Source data
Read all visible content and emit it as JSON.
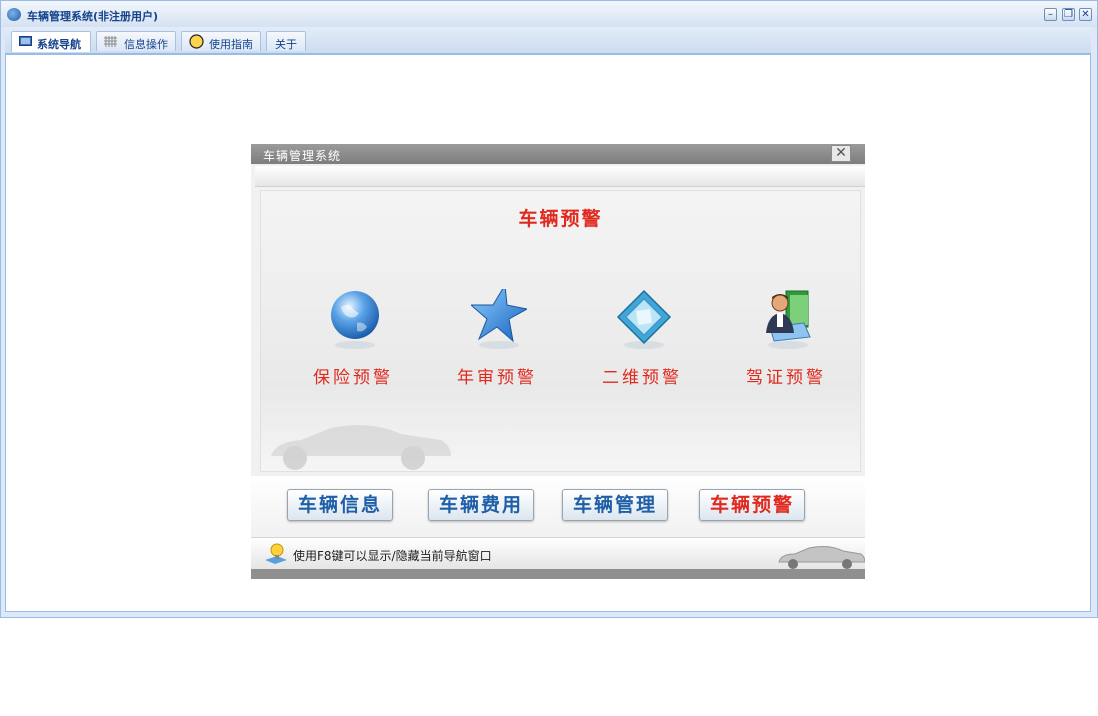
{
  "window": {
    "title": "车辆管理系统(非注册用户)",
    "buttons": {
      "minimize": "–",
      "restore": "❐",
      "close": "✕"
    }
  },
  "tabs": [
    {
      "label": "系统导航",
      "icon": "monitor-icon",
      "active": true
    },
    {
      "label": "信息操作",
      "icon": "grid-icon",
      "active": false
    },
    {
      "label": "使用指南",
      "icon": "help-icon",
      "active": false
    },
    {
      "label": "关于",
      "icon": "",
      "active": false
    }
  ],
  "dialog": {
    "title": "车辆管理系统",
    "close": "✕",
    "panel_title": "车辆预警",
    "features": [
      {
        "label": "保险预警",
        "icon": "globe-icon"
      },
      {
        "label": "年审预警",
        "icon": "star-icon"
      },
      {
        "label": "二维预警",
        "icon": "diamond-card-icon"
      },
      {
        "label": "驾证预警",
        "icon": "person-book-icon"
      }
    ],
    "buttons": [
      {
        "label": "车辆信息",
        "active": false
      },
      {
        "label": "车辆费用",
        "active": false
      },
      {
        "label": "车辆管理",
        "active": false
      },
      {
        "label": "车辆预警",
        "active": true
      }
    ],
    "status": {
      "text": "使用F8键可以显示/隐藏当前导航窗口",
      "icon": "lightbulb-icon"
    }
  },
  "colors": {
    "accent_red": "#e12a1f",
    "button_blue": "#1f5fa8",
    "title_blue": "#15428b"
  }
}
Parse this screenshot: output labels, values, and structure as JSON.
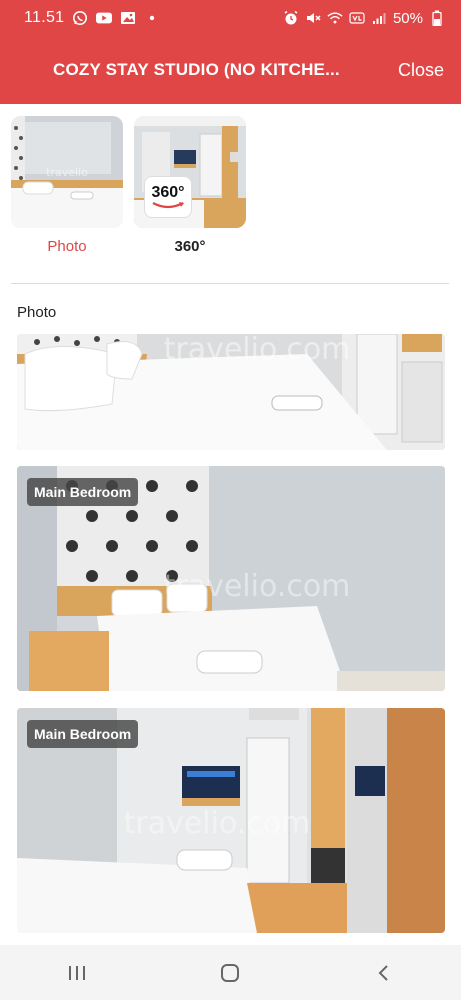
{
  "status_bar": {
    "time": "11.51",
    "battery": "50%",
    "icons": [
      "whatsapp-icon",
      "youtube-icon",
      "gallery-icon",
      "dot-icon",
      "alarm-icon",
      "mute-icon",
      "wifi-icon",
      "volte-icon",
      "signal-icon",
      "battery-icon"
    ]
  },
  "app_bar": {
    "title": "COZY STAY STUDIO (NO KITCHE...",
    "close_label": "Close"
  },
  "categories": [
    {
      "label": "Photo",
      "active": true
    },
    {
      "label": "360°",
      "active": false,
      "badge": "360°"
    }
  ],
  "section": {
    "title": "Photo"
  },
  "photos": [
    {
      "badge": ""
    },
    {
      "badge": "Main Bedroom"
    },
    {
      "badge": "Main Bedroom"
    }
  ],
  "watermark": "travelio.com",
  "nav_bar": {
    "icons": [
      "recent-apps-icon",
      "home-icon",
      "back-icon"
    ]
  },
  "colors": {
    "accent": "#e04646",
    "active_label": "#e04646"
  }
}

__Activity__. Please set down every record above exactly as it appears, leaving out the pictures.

__Solution to this task__.
Read all visible content and emit it as JSON.
{
  "window": {
    "title": "车辆管理系统(非注册用户)",
    "buttons": {
      "minimize": "–",
      "restore": "❐",
      "close": "✕"
    }
  },
  "tabs": [
    {
      "label": "系统导航",
      "icon": "monitor-icon",
      "active": true
    },
    {
      "label": "信息操作",
      "icon": "grid-icon",
      "active": false
    },
    {
      "label": "使用指南",
      "icon": "help-icon",
      "active": false
    },
    {
      "label": "关于",
      "icon": "",
      "active": false
    }
  ],
  "dialog": {
    "title": "车辆管理系统",
    "close": "✕",
    "panel_title": "车辆预警",
    "features": [
      {
        "label": "保险预警",
        "icon": "globe-icon"
      },
      {
        "label": "年审预警",
        "icon": "star-icon"
      },
      {
        "label": "二维预警",
        "icon": "diamond-card-icon"
      },
      {
        "label": "驾证预警",
        "icon": "person-book-icon"
      }
    ],
    "buttons": [
      {
        "label": "车辆信息",
        "active": false
      },
      {
        "label": "车辆费用",
        "active": false
      },
      {
        "label": "车辆管理",
        "active": false
      },
      {
        "label": "车辆预警",
        "active": true
      }
    ],
    "status": {
      "text": "使用F8键可以显示/隐藏当前导航窗口",
      "icon": "lightbulb-icon"
    }
  },
  "colors": {
    "accent_red": "#e12a1f",
    "button_blue": "#1f5fa8",
    "title_blue": "#15428b"
  }
}
Parse this screenshot: output labels, values, and structure as JSON.
{
  "status_bar": {
    "time": "11.51",
    "battery": "50%",
    "icons": [
      "whatsapp-icon",
      "youtube-icon",
      "gallery-icon",
      "dot-icon",
      "alarm-icon",
      "mute-icon",
      "wifi-icon",
      "volte-icon",
      "signal-icon",
      "battery-icon"
    ]
  },
  "app_bar": {
    "title": "COZY STAY STUDIO (NO KITCHE...",
    "close_label": "Close"
  },
  "categories": [
    {
      "label": "Photo",
      "active": true
    },
    {
      "label": "360°",
      "active": false,
      "badge": "360°"
    }
  ],
  "section": {
    "title": "Photo"
  },
  "photos": [
    {
      "badge": ""
    },
    {
      "badge": "Main Bedroom"
    },
    {
      "badge": "Main Bedroom"
    }
  ],
  "watermark": "travelio.com",
  "nav_bar": {
    "icons": [
      "recent-apps-icon",
      "home-icon",
      "back-icon"
    ]
  },
  "colors": {
    "accent": "#e04646",
    "active_label": "#e04646"
  }
}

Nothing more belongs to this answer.